The United States Department of Justice Tax Division and the I.R.S. have been ramping up an intense crackdown on offshore tax evasion, and while new budget cuts have vastly reduced I.R.S. resources, the cutbacks are having no effect on I.R.S. enforcement initiatives in this area.
At present, the U.S. government’s reach has extended far beyond Switzerland, where the Department of Justice is pursuing criminal investigations against a dozen Swiss banks and is engaged in a settlement program with an additional 100 banks that will enable the banks to avoid criminal prosecution. Jurisdictions of note include India, Liechtenstein, Luxemburg, Barbados, Hong Kong, Singapore, and Israel (where Bank Leumi recently entered into a Deferred Prosecution Agreement with the Department of Justice, paid a penalty of $270 billion, and agreed to identify numerous U.S. account holders to the I.R.S.). In addition, the U.S. government is pursuing investigations in various jurisdictions that have not yet been made public.

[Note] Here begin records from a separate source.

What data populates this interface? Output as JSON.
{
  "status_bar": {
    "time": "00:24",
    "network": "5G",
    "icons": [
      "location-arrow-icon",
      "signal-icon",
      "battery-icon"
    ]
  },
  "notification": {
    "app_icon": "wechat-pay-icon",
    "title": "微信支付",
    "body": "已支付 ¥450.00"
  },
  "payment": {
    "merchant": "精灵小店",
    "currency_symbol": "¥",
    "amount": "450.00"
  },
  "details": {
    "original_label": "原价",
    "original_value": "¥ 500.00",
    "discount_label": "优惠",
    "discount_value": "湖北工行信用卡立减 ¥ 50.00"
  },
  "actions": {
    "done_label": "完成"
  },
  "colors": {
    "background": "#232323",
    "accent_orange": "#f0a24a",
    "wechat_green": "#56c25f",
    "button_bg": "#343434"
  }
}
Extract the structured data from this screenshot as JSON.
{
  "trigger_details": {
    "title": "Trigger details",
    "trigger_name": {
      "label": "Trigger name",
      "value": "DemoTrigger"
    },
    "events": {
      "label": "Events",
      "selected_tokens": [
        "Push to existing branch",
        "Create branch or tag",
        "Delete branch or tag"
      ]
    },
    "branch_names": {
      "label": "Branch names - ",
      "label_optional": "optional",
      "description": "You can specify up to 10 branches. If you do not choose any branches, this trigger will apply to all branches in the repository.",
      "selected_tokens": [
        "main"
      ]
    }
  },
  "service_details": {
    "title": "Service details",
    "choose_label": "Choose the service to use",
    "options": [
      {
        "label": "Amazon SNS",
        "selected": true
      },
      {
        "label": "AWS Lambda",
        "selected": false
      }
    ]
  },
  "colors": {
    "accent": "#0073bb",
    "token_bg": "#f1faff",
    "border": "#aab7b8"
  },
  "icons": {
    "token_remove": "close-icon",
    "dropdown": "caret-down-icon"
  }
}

As alluded to above, there are fourteen active federal grand jury investigations involving foreign banking institutions, and the Department of Justice has begun an amnesty program through which Swiss banks may disclose their roles in aiding tax evasion. BSI SA became the first participant in this program, agreeing to pay a $211 million penalty and turn over U.S. account holders’ identities in order to escape criminal charges. Further, F.A.T.C.A. legislation now operational mandates that a foreign financial institution identify and reveal American depositors – both individuals and entities – to the I.R.S. or suffer a 30% withholding on U.S. source withholdable and pass-through payments, including gain proceeds, in the event of non-participation. Taken together, the foregoing will result in the eventual disclosure of several thousand taxpayer identities to the I.R.S.